A few things ...

I plan to do a second load using underglaze, glaze, and enamel coatings to see how they fare along with the actual firing time I had hoped for. I was surprised at how pink the pieces came up, which made me wonder if maybe the kiln was hotter than I was told it would be, and that the 60-minute warm-up contributed more to sintering than I thought. In any case, a second blog will be forthcoming to address those things but also the below:

  • How it goes from a hygiene perspective (is the poly coat enough to keep the body oils and makeup out (so that they don't smell over time / collect scent)

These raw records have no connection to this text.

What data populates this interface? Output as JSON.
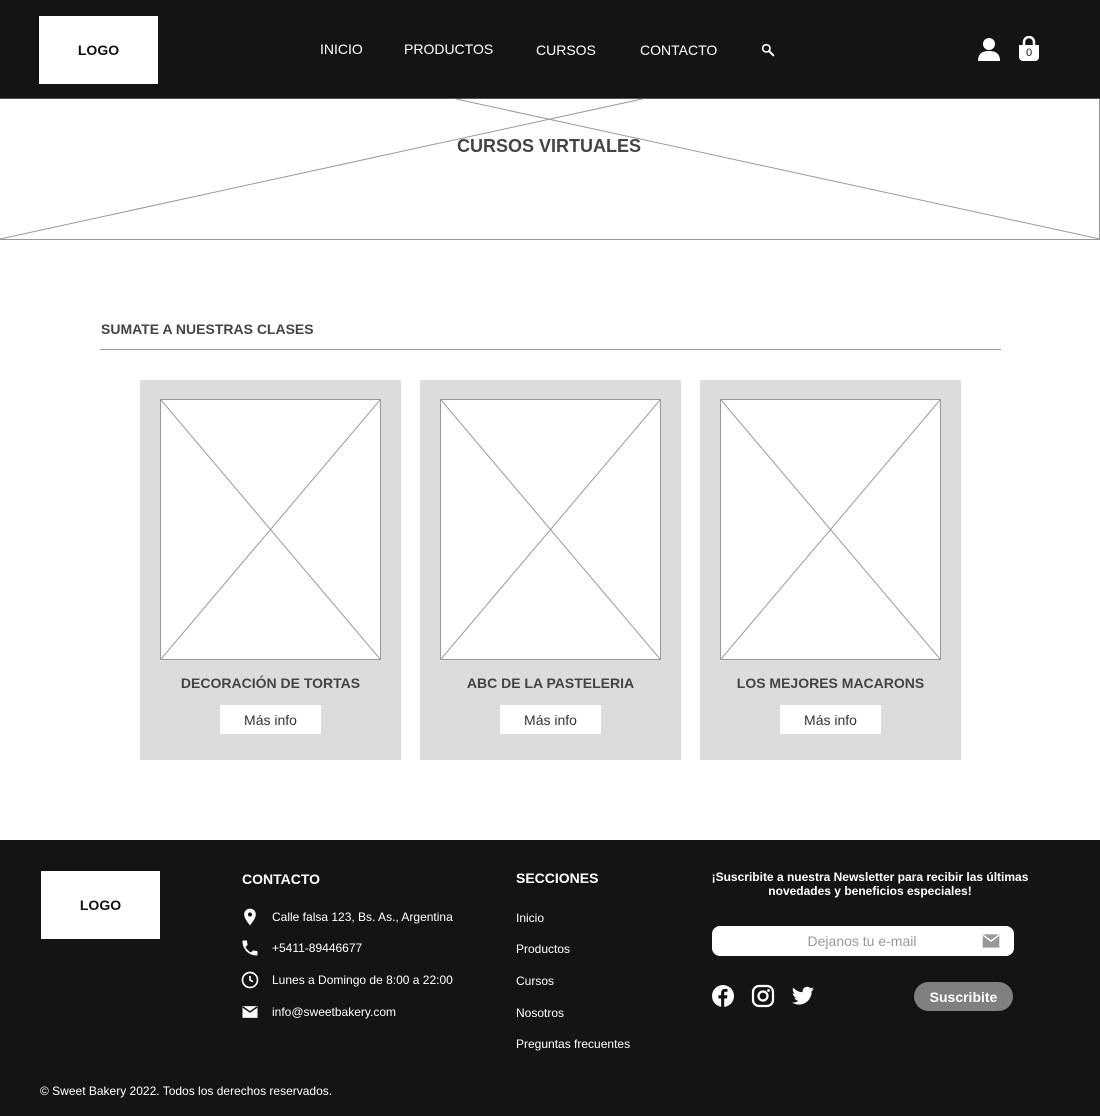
{
  "header": {
    "logo": "LOGO",
    "nav": [
      "INICIO",
      "PRODUCTOS",
      "CURSOS",
      "CONTACTO"
    ],
    "cart_count": "0"
  },
  "hero": {
    "title": "CURSOS VIRTUALES"
  },
  "courses": {
    "section_title": "SUMATE A NUESTRAS CLASES",
    "items": [
      {
        "title": "DECORACIÓN DE TORTAS",
        "button": "Más info"
      },
      {
        "title": "ABC DE LA PASTELERIA",
        "button": "Más info"
      },
      {
        "title": "LOS MEJORES MACARONS",
        "button": "Más info"
      }
    ]
  },
  "footer": {
    "logo": "LOGO",
    "contact": {
      "heading": "CONTACTO",
      "address": "Calle falsa 123, Bs. As., Argentina",
      "phone": "+5411-89446677",
      "hours": "Lunes a Domingo de 8:00 a 22:00",
      "email": "info@sweetbakery.com"
    },
    "sections": {
      "heading": "SECCIONES",
      "links": [
        "Inicio",
        "Productos",
        "Cursos",
        "Nosotros",
        "Preguntas frecuentes"
      ]
    },
    "newsletter": {
      "text": "¡Suscribite a nuestra Newsletter para recibir las últimas novedades y beneficios especiales!",
      "placeholder": "Dejanos tu e-mail",
      "button": "Suscribite"
    },
    "copyright": "© Sweet Bakery 2022. Todos los derechos reservados."
  },
  "icons": {
    "search": "search-icon",
    "user": "user-icon",
    "cart": "shopping-bag-icon",
    "location": "location-pin-icon",
    "phone": "phone-icon",
    "clock": "clock-icon",
    "mail": "mail-icon",
    "facebook": "facebook-icon",
    "instagram": "instagram-icon",
    "twitter": "twitter-icon"
  },
  "colors": {
    "dark": "#141414",
    "card": "#dcdcdc",
    "button_grey": "#808080"
  }
}
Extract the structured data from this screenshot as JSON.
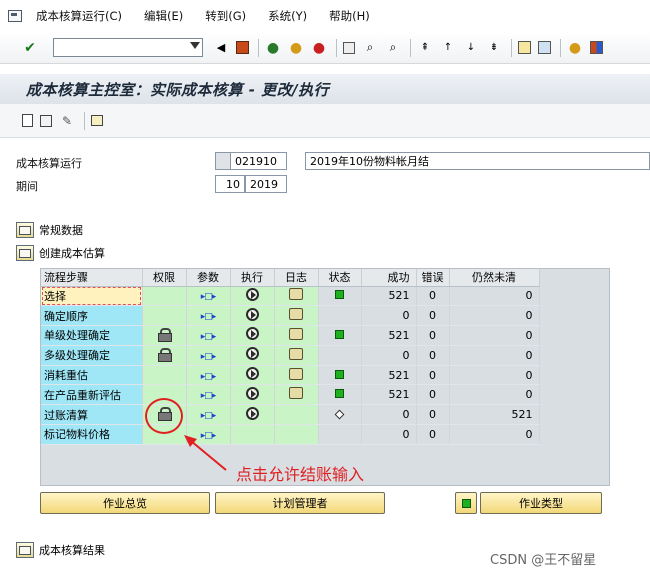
{
  "menu": [
    "成本核算运行(C)",
    "编辑(E)",
    "转到(G)",
    "系统(Y)",
    "帮助(H)"
  ],
  "title": "成本核算主控室：实际成本核算 - 更改/执行",
  "form": {
    "run_label": "成本核算运行",
    "run_id": "021910",
    "run_desc": "2019年10份物料帐月结",
    "period_label": "期间",
    "period_value": "10",
    "year_value": "2019"
  },
  "sections": {
    "general": "常规数据",
    "create": "创建成本估算",
    "results": "成本核算结果"
  },
  "table": {
    "headers": [
      "流程步骤",
      "权限",
      "参数",
      "执行",
      "日志",
      "状态",
      "成功",
      "错误",
      "仍然未清"
    ],
    "rows": [
      {
        "step": "选择",
        "lock": false,
        "status": "green",
        "success": "521",
        "error": "0",
        "open": "0"
      },
      {
        "step": "确定顺序",
        "lock": false,
        "status": "",
        "success": "0",
        "error": "0",
        "open": "0"
      },
      {
        "step": "单级处理确定",
        "lock": true,
        "status": "green",
        "success": "521",
        "error": "0",
        "open": "0"
      },
      {
        "step": "多级处理确定",
        "lock": true,
        "status": "",
        "success": "0",
        "error": "0",
        "open": "0"
      },
      {
        "step": "消耗重估",
        "lock": false,
        "status": "green",
        "success": "521",
        "error": "0",
        "open": "0"
      },
      {
        "step": "在产品重新评估",
        "lock": false,
        "status": "green",
        "success": "521",
        "error": "0",
        "open": "0"
      },
      {
        "step": "过账清算",
        "lock": true,
        "status": "diamond",
        "success": "0",
        "error": "0",
        "open": "521"
      },
      {
        "step": "标记物料价格",
        "lock": false,
        "status": "",
        "success": "0",
        "error": "0",
        "open": "0"
      }
    ]
  },
  "annotation": "点击允许结账输入",
  "buttons": {
    "job_overview": "作业总览",
    "plan_manager": "计划管理者",
    "job_type": "作业类型"
  },
  "watermark": "CSDN @王不留星",
  "colors": {
    "step_cell": "#9fe7f7",
    "green_cell": "#c9f5c6",
    "annotation": "#e02020",
    "button": "#f3d879"
  }
}
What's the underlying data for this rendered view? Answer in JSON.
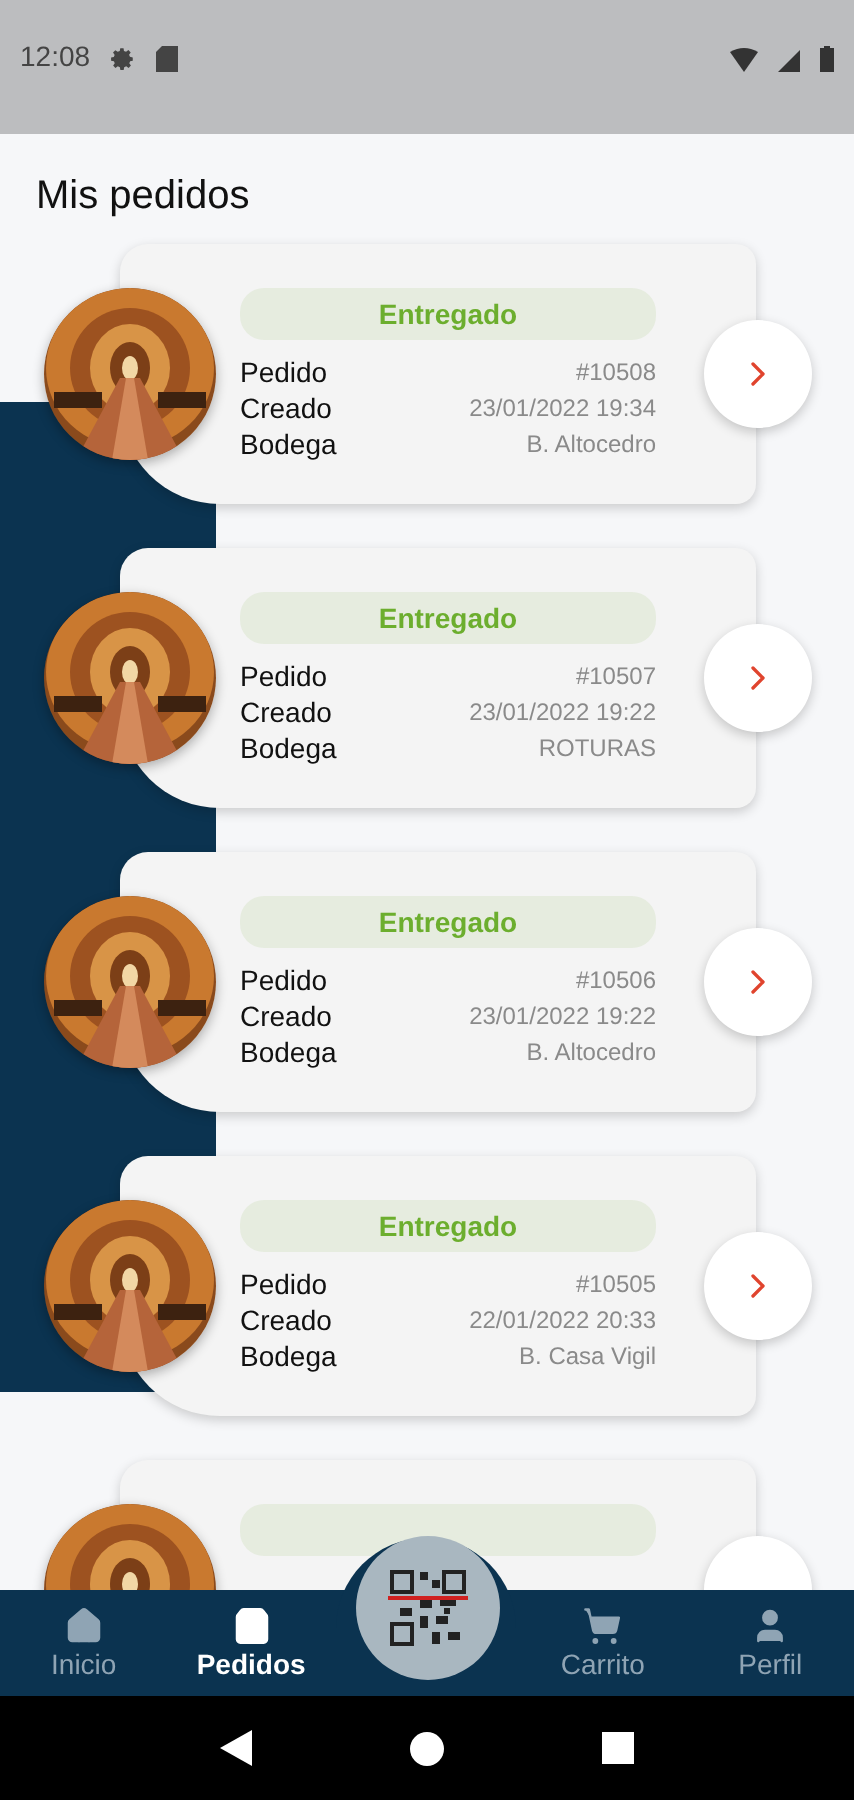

  • Will the partially sintered ceramic/clay be durable enough to last the distance?

  • How heavy will they be / what is the strength VS weight trade-off?

  • Will the acrylic paint pens be enough for longer-term wear

  • One set is destined to sit in water for a week, I am curious to know just how sintered we got to (to see if it will start to return to clay)

  • Will pieces explode in the next batch (did I get lucky)

  • Will enamels melt evenly stay on top of and not crack due to different expansion rates when I apply it to the next round of pieces

  • Will the low fire glaze and underglaze transfers work like they say they will (800 degrees)

Final Thoughts

So turns out it is possible, I mean primitive man made much thicker pieces with much less, so it had to be, just 'not possible' to today's standards. This may be one of the only blogs on the internet that thoroughly addresses this specific setup, so I hope that it is helpful to anyone who has wondered. Most forums said it couldn't be done and it seems this is because the full firing process is not followed, and so many ceramic traditionalists write it off as half done, and maybe it is (from a technical standpoint - I'll see if the studs now at the bottom of a cup of water fare over the next week). In any case, I know that the kiln was simply not hot enough to cause sintering and didn't result in a full bisque, but it may just have been hot enough to do what I needed it to do - at least as best I can tell before testing the wearability and durability over the next few weeks, we pulled it off.

If that changes I will be sure to come back and add an amendment to the blog linking to the next one where I elaborate on the testing phase ;-)

Below is the finished product as it is right now, and I have to say they look and feel great - very light to wear and it was a fun little project to do and to write about, and certainly worth a try if you are an enamel artist wanting to try something new or someone like me who likes a challenge and to see how far you can push something before it explodes ;-)


137 views0 comments


bottom of page